The Government of Indonesia has committed to the Bali Process on People Smuggling, Trafficking in Persons and Related Transnational Crime and the Jakarta Declaration on Irregular Movement of Persons, both of which are important regional cooperation frameworks that address the complex problems trafficking and smuggling. It must be remembered, however, that victims of trafficking are different to asylum seekers and refugees. This latter group are forced to leave their home countries in order to live safely and securely. Many asylum seekers and refugees would rather live in their country of origin rather than travel away from home, and ultimately do not wish to migrate.

Suaka notes that the protection of asylum seekers and refugees is a regional human rights issue that goes beyond merely focusing on crime and protecting the sovereignty of individual countries’ borders. Suaka urges the Government of Indonesia to ensure that measures put in place provide fundamental human rights protections as well as adequate support and assistance for asylum seekers and refugees, rather than leaving them without any hope or means of survival.

Realities for refugees

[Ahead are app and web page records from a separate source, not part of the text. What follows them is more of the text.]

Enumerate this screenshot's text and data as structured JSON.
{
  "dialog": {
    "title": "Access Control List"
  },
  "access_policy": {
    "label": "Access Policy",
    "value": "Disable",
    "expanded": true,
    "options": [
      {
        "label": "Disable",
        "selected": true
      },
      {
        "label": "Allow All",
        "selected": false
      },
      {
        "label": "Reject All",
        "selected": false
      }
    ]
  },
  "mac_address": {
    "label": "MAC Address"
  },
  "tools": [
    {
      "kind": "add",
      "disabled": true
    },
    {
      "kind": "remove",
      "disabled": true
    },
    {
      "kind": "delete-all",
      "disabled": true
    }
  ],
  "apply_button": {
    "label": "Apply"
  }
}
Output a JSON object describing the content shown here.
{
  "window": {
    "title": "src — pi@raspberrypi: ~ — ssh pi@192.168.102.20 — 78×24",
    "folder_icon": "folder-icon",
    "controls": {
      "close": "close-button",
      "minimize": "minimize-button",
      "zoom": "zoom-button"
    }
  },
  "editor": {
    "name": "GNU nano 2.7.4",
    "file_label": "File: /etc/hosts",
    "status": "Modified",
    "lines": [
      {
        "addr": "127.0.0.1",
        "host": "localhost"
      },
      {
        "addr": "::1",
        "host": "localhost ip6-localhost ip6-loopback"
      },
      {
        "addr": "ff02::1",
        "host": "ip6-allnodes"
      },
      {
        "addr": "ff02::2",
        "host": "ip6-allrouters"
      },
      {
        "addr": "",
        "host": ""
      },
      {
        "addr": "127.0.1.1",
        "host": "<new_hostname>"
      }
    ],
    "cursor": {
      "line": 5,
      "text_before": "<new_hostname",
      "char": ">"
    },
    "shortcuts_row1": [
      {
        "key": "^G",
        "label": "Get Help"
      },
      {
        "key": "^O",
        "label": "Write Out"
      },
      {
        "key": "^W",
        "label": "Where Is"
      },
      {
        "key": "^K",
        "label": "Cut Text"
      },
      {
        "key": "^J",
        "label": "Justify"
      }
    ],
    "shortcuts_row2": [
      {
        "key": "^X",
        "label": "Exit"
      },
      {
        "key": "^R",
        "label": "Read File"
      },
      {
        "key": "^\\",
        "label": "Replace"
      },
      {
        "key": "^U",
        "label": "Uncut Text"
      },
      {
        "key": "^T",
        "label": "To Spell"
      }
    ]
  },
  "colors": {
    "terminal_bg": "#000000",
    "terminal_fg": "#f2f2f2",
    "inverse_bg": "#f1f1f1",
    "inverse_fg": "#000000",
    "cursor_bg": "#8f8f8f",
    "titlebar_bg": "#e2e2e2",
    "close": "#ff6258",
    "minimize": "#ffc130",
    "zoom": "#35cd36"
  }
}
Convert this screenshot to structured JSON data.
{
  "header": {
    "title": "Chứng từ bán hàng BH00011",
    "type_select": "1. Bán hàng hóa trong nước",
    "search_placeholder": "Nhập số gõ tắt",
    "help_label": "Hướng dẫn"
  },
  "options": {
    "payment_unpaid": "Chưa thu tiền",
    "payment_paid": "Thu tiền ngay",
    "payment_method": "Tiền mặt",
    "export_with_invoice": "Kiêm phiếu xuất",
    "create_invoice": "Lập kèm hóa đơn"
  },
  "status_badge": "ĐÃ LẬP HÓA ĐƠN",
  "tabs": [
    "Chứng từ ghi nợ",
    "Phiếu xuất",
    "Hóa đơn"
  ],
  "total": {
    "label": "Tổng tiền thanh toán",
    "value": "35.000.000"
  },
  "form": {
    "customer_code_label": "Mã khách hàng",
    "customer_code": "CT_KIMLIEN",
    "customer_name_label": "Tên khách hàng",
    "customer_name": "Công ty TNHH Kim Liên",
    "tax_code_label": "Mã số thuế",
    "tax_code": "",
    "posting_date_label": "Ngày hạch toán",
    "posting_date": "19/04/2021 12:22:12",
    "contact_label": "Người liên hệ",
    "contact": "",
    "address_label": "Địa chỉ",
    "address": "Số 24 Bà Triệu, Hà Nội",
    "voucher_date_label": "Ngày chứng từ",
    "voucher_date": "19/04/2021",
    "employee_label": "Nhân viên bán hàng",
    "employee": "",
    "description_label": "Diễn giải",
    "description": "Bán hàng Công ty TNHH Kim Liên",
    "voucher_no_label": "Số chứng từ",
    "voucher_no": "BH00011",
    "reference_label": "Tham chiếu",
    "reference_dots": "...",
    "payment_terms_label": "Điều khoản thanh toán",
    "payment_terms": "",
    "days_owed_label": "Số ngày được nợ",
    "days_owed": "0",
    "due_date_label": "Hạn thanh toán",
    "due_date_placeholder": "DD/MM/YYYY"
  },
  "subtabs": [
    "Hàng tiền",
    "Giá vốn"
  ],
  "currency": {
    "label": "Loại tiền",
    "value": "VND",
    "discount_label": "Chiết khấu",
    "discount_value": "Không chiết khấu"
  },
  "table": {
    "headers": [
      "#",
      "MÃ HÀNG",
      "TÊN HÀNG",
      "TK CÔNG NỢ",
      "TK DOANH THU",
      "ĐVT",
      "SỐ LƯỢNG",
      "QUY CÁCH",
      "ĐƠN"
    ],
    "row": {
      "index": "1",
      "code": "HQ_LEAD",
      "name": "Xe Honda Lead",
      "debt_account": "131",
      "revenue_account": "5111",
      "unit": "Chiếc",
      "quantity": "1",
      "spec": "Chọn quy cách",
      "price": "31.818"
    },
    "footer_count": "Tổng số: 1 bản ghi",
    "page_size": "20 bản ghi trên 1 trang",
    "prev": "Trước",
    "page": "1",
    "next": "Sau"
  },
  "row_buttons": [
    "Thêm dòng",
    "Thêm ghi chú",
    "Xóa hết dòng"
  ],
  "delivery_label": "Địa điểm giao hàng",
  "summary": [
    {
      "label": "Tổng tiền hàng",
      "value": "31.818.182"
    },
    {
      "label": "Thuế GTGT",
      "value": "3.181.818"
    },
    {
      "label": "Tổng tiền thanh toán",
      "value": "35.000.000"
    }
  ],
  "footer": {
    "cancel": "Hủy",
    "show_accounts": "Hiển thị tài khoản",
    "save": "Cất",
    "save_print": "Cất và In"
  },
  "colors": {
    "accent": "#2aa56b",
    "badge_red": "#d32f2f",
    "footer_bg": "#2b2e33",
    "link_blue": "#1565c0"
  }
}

Public opinion in Australia has unfortunately become poisoned over several years on the issue of asylum seekers, with those who try to reach its shores by boat considered a threat to national security. Australian policy over several governments have penalised asylum seekers for trying to seek protection outside of “regular channels”.

However, the idea of “regular channels” is at odds with the realities of the forced migration that occurs when people must flee human rights violations. One of the key mechanisms of the 1951 Convention relating to the Status of Refugees (Refugees Convention) is a status determination process for asylum seekers who arrive at the borders of a state party. It is Australia’s obligation to abide by international law no matter what it thinks about asylum seekers.

Mr Febionesta, Director of Jakarta Legal Aid Institute (LBH Jakarta) Co-Chair of Suaka said “Asylum seekers and refugees in Indonesia are not permitted to work, and receive no social benefits from the Government of Indonesia. The Government of Indonesia permits refugees to stay here while they have current documents from the Office of the United Nations High Commissioner for Refugees (UNHCR).” There are around 10,000 refugees and asylum seekers in Indonesia and Suaka applauds the efforts of the UNHCR in Indonesia as it tries to find durable solutions for these people.

For various reasons, some people may choose the make the dangerous boat journey to Australia in an attempt to seek effective protection there. However, the Australian Government, as a signatory to the Refugees Convention, cannot exempt itself from its obligations under international law by labelling the asylum seekers as “illegal immigrants” and pushing them back to Indonesia. Australia, as a party to the Refugees Convention, has to comply to the principle of non-refoulement that goes along with the principle of non-rejection and non-expulsion.

Indonesia’s human rights obligations

Suaka also urges the Government of Indonesia to ensure that refugee rights are upheld under Indonesia’s existing human rights obligations, including: non-refoulement (art 3 Convention Against Torture, as well as in the Indonesian Constitution), non-discrimination (art 3 Human Rights Law No. 39 of 1999, International Covenant on Civil and Political Rights (ICCPR), International Covenant on Economic, Social and Cultural Rights (ICESCR)) and freedom of movement (art 27 Human Rights Law, and ICCPR).


Director of Jakarta Legal Aid Institute (LBH Jakarta) and Co-Chair of Suaka

Muhammad Hafiz
UN-OIC Advocacy Program Manager, Human Rights Working Group (HRWG) and Co-Chair of Suaka